In the book 30 Lessons for Living: Tried and True Advice from the Wisest Americans, author Karl Pillemer distills wisdom from over a thousand elderly Americans into thirty practical lessons we can all use to be happier now. One of them was to travel as much as possible, if necessary sacrificing other things we spend money on to do so. Travel is that valuable an experience.
What better gift, then, could we give our kids? And what sweeter memories than to experience new places together? Today in The Motherhood, Jodi Grundig of Mom’s Favorite Stuff and Family Travel Magazine was joined by Leigh of Hines-Sight Blog, Corinne of Have Baby Will Travel, Deb of Just a Mom’s Take on Things, Maria of Very Busy Mama, Mel of Mama Buzz, and Sherry of Baby Pop to talk about traveling with your kids–especially where. The when? Is now.
Corinne pointed out that we really only get eighteen summers with each of our kids; we need to make the most of them. So how early do you start traveling with your kids? Jodi says that she started traveling when her daughter was seven months old. Mel started when her oldest was around four or five. It’s nice for them to remember the trips you take them on, of course. But as Corinne noted, “I don’t think it matters if they don’t remember things, because YOU will never forget.”
Traveling with kids sometimes feels a little more like a National Lampoon Vacation movie than a Norman Rockwell painting. As Deborah so aptly phrased it, “It’s a TRIP, not a vacation. If you realize this, you won’t be disappointed in the little bit of relaxation you actually get.” Keep your expectations reasonable or you and your kids will end up annoyed and frustrated. These are not the memories you wish to cultivate.
But there are things that can make travel with kids easier and more enjoyable for everyone. Leigh says, “A DVD player is a must with kids. I can’t believe we held out for as long as we did.” And Sherry says that for road trips, headphones for the kids’ entertainment are important “so you can have some quiet. It is your vacation too.” Deb recommends “lots of stops along the way–don’t try to be in a hurry, but try to enjoy the drive and what you’re seeing.” Mel summed up many people’s advice when she suggested, “Take lots of snacks; have things to do on hand. Be ready to stop and get out to see things, even just to get them out of the car for little bits at a time. Travel with an exploring, inquisitive attitude.”
If you’re flying to your destination, Erin has heard that the best (cheapest) time to book a flight is Tuesdays at 3:00 p.m. Eastern time. Jodi says, “I like using Bing’s fare predictor. It tells you if it’s a good time to buy or if you should wait. They purchased the technology from a small company based in MA and I’ve found it to be accurate.” The money you save on airfare can go toward enjoying your destination a little bit more.
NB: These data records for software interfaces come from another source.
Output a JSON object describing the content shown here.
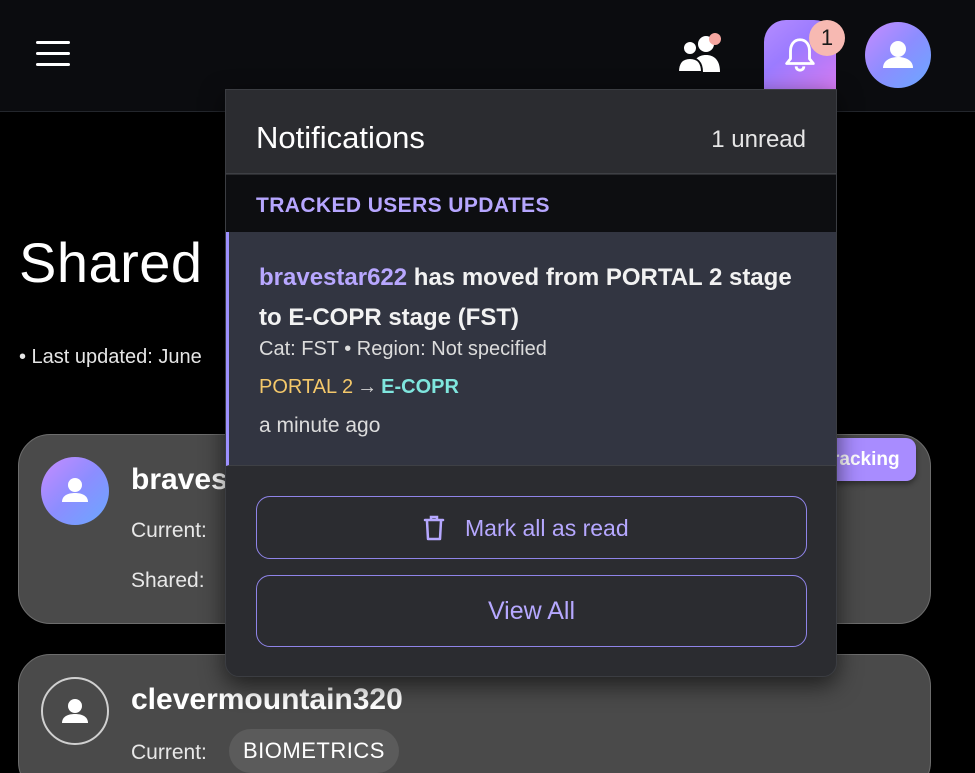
{
  "header": {
    "menu_icon": "hamburger-menu-icon",
    "people_icon": "people-icon",
    "bell_icon": "bell-icon",
    "notification_badge": "1",
    "profile_icon": "user-icon"
  },
  "page": {
    "title": "Shared",
    "last_updated": "• Last updated: June"
  },
  "cards": [
    {
      "name": "braves",
      "current_label": "Current:",
      "shared_label": "Shared:",
      "tracking_label": "racking"
    },
    {
      "name": "clevermountain320",
      "current_label": "Current:",
      "current_value": "BIOMETRICS"
    }
  ],
  "notifications": {
    "title": "Notifications",
    "unread": "1 unread",
    "section_title": "TRACKED USERS UPDATES",
    "items": [
      {
        "user": "bravestar622",
        "message": " has moved from PORTAL 2 stage to E-COPR stage (FST)",
        "meta": "Cat: FST • Region: Not specified",
        "from_stage": "PORTAL 2",
        "arrow": "→",
        "to_stage": "E-COPR",
        "time": "a minute ago"
      }
    ],
    "mark_all_label": "Mark all as read",
    "view_all_label": "View All"
  },
  "colors": {
    "accent": "#b6a8ff",
    "badge": "#f7b9b2",
    "stage_from": "#f4c86a",
    "stage_to": "#7fe6de"
  }
}
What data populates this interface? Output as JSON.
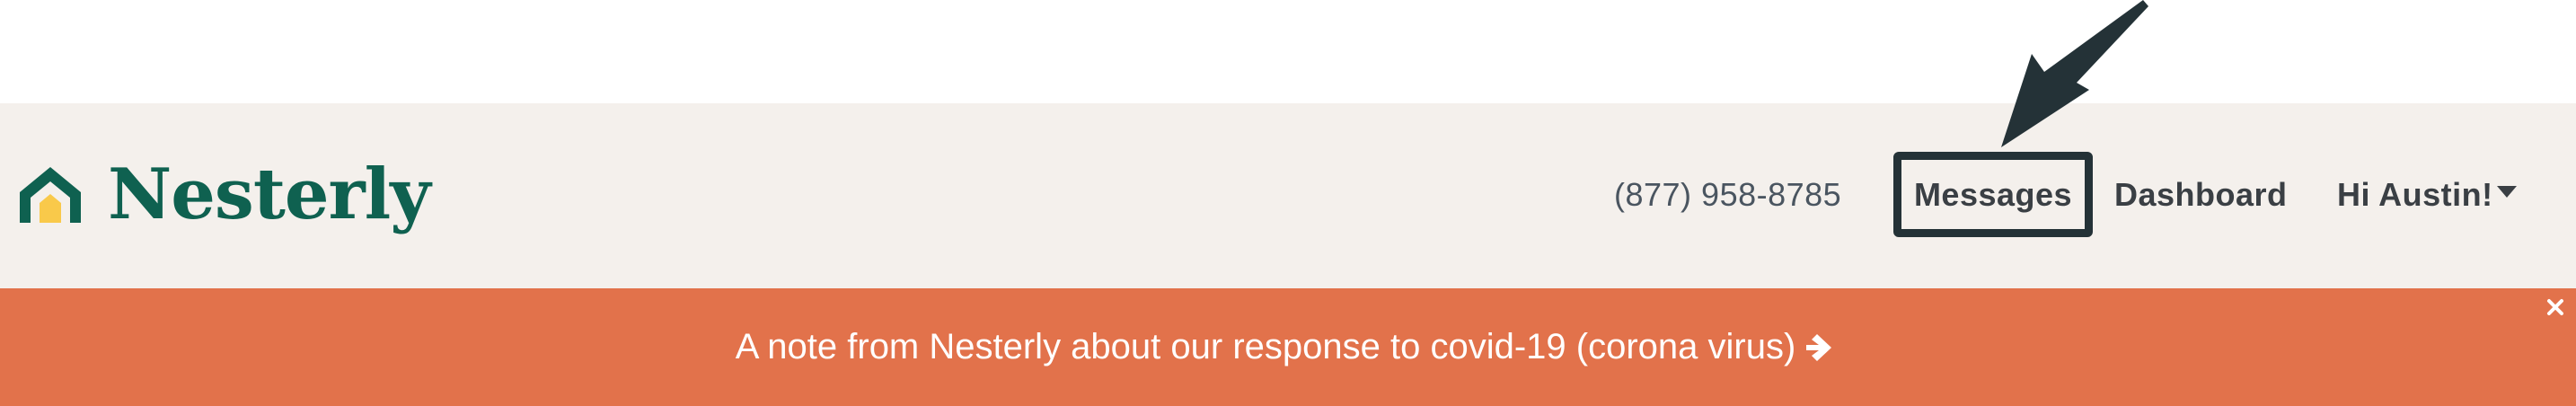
{
  "brand": {
    "name": "Nesterly",
    "color": "#0f6150",
    "accent": "#f9c94a"
  },
  "nav": {
    "phone": "(877) 958-8785",
    "messages_label": "Messages",
    "dashboard_label": "Dashboard",
    "user_greeting": "Hi Austin!"
  },
  "banner": {
    "text": "A note from Nesterly about our response to covid-19 (corona virus)",
    "color": "#e2724b",
    "arrow_icon": "arrow-right-icon",
    "close_icon": "close-icon"
  },
  "annotation": {
    "arrow_icon": "pointer-arrow-icon",
    "highlight_color": "#243237"
  }
}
How do you decide on a destination? For a lot of people, returning to the same place year after year is a tradition that builds layers of memories. Others want to keep covering new ground. Deb knows of a family whose family vacation each year focuses on a different part of the USA. They’ve driven through most of the states, flown to Hawaii and cruised to Alaska! Many of us are in-between: the annual long weekend at Grandma’s lake cottage, plus a trip somewhere else we’ve always wanted to see. Jodi says, “To be honest, we have a hard time going somewhere new – we like returning to our old favorites. So we try to do a mix.”
How many of the places on this list would you like to travel to with your family?
– The Grand Canyon
– Route 66 (for some, the ultimate road trip)
– Prince Edward Island
– South Africa
– Washington, DC
– New York City
– Disneyland or Disney World
– Quebec City
– Mt. Rushmore
– Asheville, NC
– Niagara Falls
– Phoenix, AZ for baseball spring training
– The Great Smoky Mountains
If this list inspires you, check out Jodi’s Travel Bucket List…and get started on your own! Go to as many of them with your kids as you can. You’re not just taking them somewhere. You’re giving them memories that someday will take them back.